Preparation and prevention pave the way to successful travel for the millions who have allergies and asthma. We have the following tips to help you keep your symptoms under control while you're on vacation.
- Consider an allergen-free destination. Beaches and mountains are excellent year-round destinations for allergy sufferers. Ocean breezes are generally free of allergens, dust mites are fewer at elevations above 2,500 feet, and mold spores can't survive in snow.
- Check weather and pollen forecasts and plan accordingly. For example, if you're allergic to ragweed, New York can be significantly better in early August compared to later in the month.
- Pack allergy and asthma gear. If you’re flying, bring medications in carry-on luggage, in their original packaging. Include quick-relief medications for asthma and two epinephrine auto-injectors if you or a family member has food or insect sting allergies. Don't forget topical hydrocortisone cream, an antihistamine, and your peak flow meter and nebulizer. Consider packing your own mite-proof pillowcases and bring baby wipes for cleaning trays and tables if you have food allergies.
- Talk to your allergist. Checking in with your allergist before departure is especially important if you'll be traveling abroad and may need vaccinations or immunizations. Discuss where you're going and what activities you may do. For example, locations with elevations above 5,000 feet may make breathing difficult and cold weather can be a trigger for asthma patients. People with asthma should also talk with an allergist before engaging in activities such as scuba diving.
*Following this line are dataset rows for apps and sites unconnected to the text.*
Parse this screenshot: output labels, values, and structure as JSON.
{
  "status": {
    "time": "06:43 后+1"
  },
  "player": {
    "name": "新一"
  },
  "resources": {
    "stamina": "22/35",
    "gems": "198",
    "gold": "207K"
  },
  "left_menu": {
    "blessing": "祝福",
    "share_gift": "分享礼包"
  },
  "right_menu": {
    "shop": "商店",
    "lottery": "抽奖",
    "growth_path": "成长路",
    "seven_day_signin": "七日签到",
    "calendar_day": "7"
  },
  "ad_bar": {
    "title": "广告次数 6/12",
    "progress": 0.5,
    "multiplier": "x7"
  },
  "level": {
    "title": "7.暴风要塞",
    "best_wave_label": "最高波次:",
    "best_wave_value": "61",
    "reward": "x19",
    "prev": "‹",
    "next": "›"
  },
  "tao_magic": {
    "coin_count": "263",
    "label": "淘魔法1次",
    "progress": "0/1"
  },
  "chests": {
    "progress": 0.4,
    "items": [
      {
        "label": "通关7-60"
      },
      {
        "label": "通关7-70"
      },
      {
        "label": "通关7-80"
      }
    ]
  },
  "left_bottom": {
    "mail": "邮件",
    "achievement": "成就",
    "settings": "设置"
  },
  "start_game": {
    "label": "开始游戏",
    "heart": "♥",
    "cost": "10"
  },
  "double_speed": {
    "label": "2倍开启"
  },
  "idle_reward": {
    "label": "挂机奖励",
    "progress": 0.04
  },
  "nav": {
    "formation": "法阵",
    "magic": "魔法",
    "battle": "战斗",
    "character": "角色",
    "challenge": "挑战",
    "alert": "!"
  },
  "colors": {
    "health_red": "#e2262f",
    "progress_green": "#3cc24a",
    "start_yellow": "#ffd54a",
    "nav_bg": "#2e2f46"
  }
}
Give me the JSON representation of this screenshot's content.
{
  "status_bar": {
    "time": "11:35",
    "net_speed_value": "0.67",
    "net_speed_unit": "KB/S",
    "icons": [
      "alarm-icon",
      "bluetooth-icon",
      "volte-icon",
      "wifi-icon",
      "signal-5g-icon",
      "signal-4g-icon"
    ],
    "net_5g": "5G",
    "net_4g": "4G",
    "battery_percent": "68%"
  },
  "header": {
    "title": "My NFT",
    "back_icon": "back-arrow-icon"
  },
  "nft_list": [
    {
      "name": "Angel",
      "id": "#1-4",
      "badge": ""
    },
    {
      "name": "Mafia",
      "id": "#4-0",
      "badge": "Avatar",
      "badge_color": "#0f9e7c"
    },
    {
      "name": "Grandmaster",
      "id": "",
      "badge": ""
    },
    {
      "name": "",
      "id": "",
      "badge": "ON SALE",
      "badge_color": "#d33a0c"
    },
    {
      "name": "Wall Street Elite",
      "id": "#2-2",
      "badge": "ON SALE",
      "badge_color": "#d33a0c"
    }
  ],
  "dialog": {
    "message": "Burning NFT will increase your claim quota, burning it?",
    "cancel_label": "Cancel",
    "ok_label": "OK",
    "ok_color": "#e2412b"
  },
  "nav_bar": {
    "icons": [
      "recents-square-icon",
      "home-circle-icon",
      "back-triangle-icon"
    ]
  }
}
- Check access to medical care. If you are going to a remote location or on a cruise, ask in advance about the type of medical care available.